Parenting Tips

  • Misbehavior
    Children need to belong and to feel accepted. To do this, they may use positive behavior or misbehavior. Children may use misbehavior when it gets them closer to their desired outcome than positive behavior.

    How should a parent respond to misbehavior?

    There is space between the misbehavior and your response. In that space, you have a choice. You can choose to:

    • Walk away and calm down - Pause.
    • Tell your child that there will be a consequence. Then take some time to calm down and think about possible consequences. Who says you have to decide at that moment?
    • Tell your child how the situation made you feel - Effective Communication.
    • Have a discussion about the natural or logical consequences of their choices - Collaborative Problem Solving.

    Effective Communication and Conversation Starters

    Communication can be verbal and nonverbal. Communication is 30% verbal and 70% nonverbal. Use the conversation starters below to practice reflective listening with your child.

    • What I hear you saying is ______________________.
    • It sounds like _______________________________.
    • It looks like _________________________________
    • I can see that _______________________________.
    • I am confused.

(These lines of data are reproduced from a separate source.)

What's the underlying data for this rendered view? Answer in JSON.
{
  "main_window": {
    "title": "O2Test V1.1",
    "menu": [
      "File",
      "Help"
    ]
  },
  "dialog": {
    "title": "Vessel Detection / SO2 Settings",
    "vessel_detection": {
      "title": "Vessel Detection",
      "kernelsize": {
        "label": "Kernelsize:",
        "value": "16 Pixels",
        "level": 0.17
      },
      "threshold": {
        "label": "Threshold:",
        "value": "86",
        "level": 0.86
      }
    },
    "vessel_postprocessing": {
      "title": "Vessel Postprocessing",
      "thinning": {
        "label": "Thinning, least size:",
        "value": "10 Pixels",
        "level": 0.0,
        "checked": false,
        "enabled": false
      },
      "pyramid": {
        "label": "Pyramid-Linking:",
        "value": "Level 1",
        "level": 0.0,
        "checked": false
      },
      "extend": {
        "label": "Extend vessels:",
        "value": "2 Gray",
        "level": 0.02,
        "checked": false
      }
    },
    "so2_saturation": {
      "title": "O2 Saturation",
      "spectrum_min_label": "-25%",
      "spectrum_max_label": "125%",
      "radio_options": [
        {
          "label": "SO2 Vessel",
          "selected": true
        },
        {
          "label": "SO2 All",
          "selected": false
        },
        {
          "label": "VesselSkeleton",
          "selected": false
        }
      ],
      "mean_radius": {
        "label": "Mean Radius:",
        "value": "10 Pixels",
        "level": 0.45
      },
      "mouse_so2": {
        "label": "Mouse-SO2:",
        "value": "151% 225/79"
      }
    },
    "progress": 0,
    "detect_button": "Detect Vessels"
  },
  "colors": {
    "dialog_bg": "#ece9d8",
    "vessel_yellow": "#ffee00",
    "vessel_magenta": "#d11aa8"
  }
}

On one hand ______________ but on the other hand ______________. Help me to understand.

    What is nonverbal communication?

    Body position, Body language, Volume of voice, Tone of voice, Cadence - speed of speech, Facial expressions, Proximity - how close are you to the child?

    Actions by the parent to avoid when misbehavior occurs

    The parents' actions are critical in making a good decision regarding the misbehavior. 

    • Avoid impulsive actions such as arguing or yelling - getting into a power struggle with the child.
    • Avoid saying hurtful things to the child to get even or to get back at the child.
    • Avoid feeling sorry for the child. Do not do for the child what they can do for themselves. Communicate your belief in the child - stay positive and recognize the child’s past success.

    Punishment vs. Discipline

    • Punishment is about Power. 
      • It focuses on control.
      • Sets the parent up as the bad guy.
      • Teaches that power is important.
      • Child learns to be submissive.
    • In Latin, discipline means “to teach.” Discipline is about direction.
      • Focuses on responsibility.
      • Sets the parent up as the teacher.
      • Teaches that self control is important.
      • Child learns to be accountable.
    • Consequences for misbehavior
      • Adhere to the 4 R’s - Respectful, Reasonable, Related, and teaches Responsibility
      • Provides a vehicle for effective communication - Collaborative problem solving between the parent and the child (Example - child does not get dessert because they chose not to eat their vegetables.)
      • Consequences of the misbehavior need to be related to one another - Grounding, no television, no cell phone, no technology often catch all consequences that are unrelated to the behavior. Related Consequences teach accountablity and help the child think about their actions and the consequences of their choices.
      • Creating related consequences can be difficult, but effective parenting is not easy or convenient.
    • What are Reasonable consequences
      • Should not be heavy handed or unrealistic.
      • Should give the child the opportunity to try again so they can correct the misbehavior.
      • Good rule of thumb: 10 and under - 1 to 2 days; 11-13 years old - 1 to 4 days; 14 years old and up - 1 week (Based on behavior).
    • Teaching Responsibility is the goal for correcting the misbehavior
      • Should help the child learn self-control and accountability.
      • Teaches the child how to respond when their behavior affects others.
    • Reactive versus Proactive parenting
      • Reactive parenting waits until a child has crossed a boundary to get involved.
      • Proactive parenting communicates boundaries (and consequences for crossing them) clearly in advance. Proactive parenting is the goal - it enhances communication and agreement on boundaries and consequences.

    “Being a proactive parent means allowing your child to experience life’s challenges, but being able to recognize when he or she may need help. Being proactive means playing an active role in a child’s life and being aware of the warning signs pointing to the child’s struggles.”

    Parenting Tips taken from S.T.E.P. (Systematic Training for Effective Parenting) Dinkmeyer, McKay, & Dinkmeyer. If you are interested in learning more about how to use these tips to become a more effective parent, please email Maria Sherrod at to get more information about Fayette County’s 8 week S.T.E.P. course offered during the school year.